[PROMPT]
The records are to be copied word for word, and the pictures dropped.

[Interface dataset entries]
# # # #

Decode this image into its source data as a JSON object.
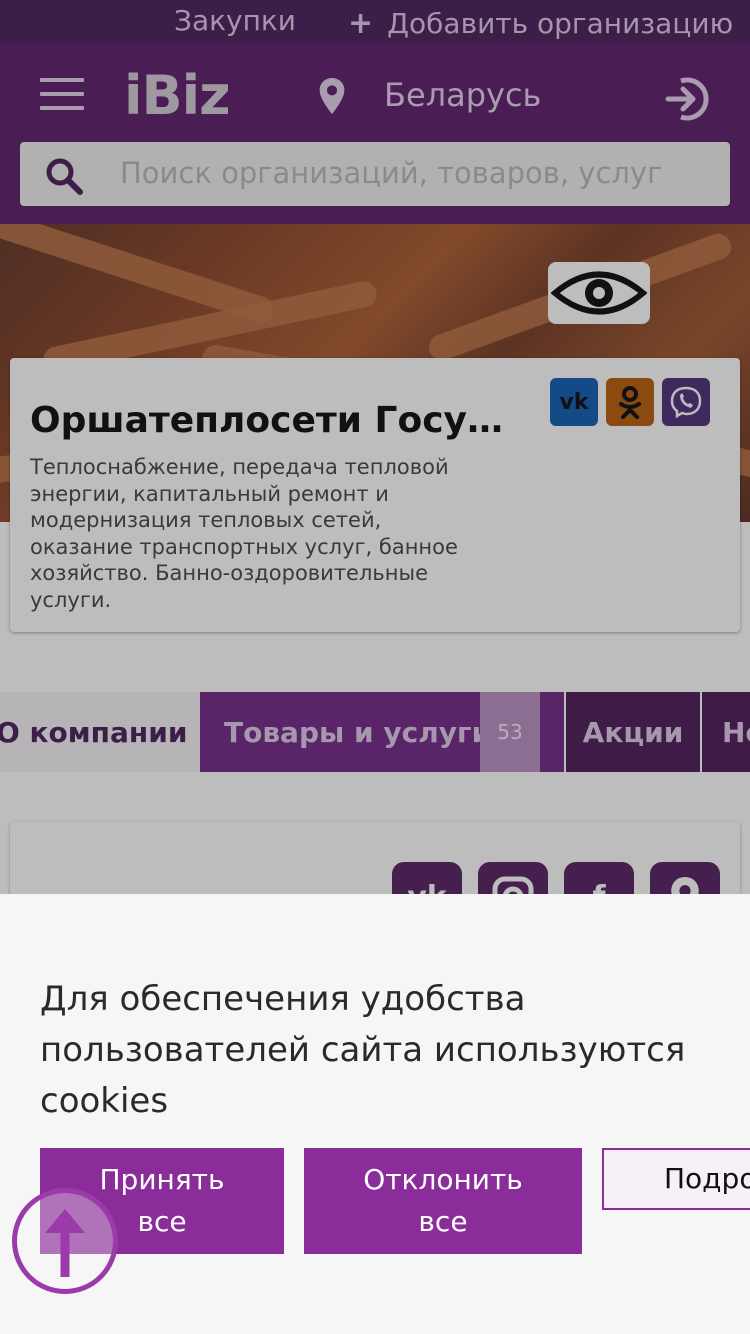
{
  "topbar": {
    "purchases_label": "Закупки",
    "add_org_icon": "plus-icon",
    "add_org_label": "Добавить организацию"
  },
  "header": {
    "logo": "iBiz",
    "country": "Беларусь",
    "search_placeholder": "Поиск организаций, товаров, услуг"
  },
  "company": {
    "title": "Оршатеплосети Госу…",
    "description": "Теплоснабжение, передача тепловой энергии, капитальный ремонт и модернизация тепловых сетей, оказание транспортных услуг, банное хозяйство. Банно-оздоровительные услуги.",
    "social": [
      "vk-icon",
      "odnoklassniki-icon",
      "viber-icon"
    ]
  },
  "tabs": {
    "about": "О компании",
    "goods": "Товары и услуги",
    "goods_count": "53",
    "promo": "Акции",
    "news": "Но"
  },
  "cookie": {
    "message": "Для обеспечения удобства пользователей сайта используются cookies",
    "accept_line1": "Принять",
    "accept_line2": "все",
    "decline_line1": "Отклонить",
    "decline_line2": "все",
    "more": "Подро"
  },
  "colors": {
    "brand_purple": "#8a2c99",
    "overlay_header": "#4a1d55",
    "cookie_bg": "#f6f6f6"
  }
}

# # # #

[ANSWER FOR THIS EXERCISE]
Decode this image into its source data as a JSON object.
{
  "topbar": {
    "purchases_label": "Закупки",
    "add_org_icon": "plus-icon",
    "add_org_label": "Добавить организацию"
  },
  "header": {
    "logo": "iBiz",
    "country": "Беларусь",
    "search_placeholder": "Поиск организаций, товаров, услуг"
  },
  "company": {
    "title": "Оршатеплосети Госу…",
    "description": "Теплоснабжение, передача тепловой энергии, капитальный ремонт и модернизация тепловых сетей, оказание транспортных услуг, банное хозяйство. Банно-оздоровительные услуги.",
    "social": [
      "vk-icon",
      "odnoklassniki-icon",
      "viber-icon"
    ]
  },
  "tabs": {
    "about": "О компании",
    "goods": "Товары и услуги",
    "goods_count": "53",
    "promo": "Акции",
    "news": "Но"
  },
  "cookie": {
    "message": "Для обеспечения удобства пользователей сайта используются cookies",
    "accept_line1": "Принять",
    "accept_line2": "все",
    "decline_line1": "Отклонить",
    "decline_line2": "все",
    "more": "Подро"
  },
  "colors": {
    "brand_purple": "#8a2c99",
    "overlay_header": "#4a1d55",
    "cookie_bg": "#f6f6f6"
  }
}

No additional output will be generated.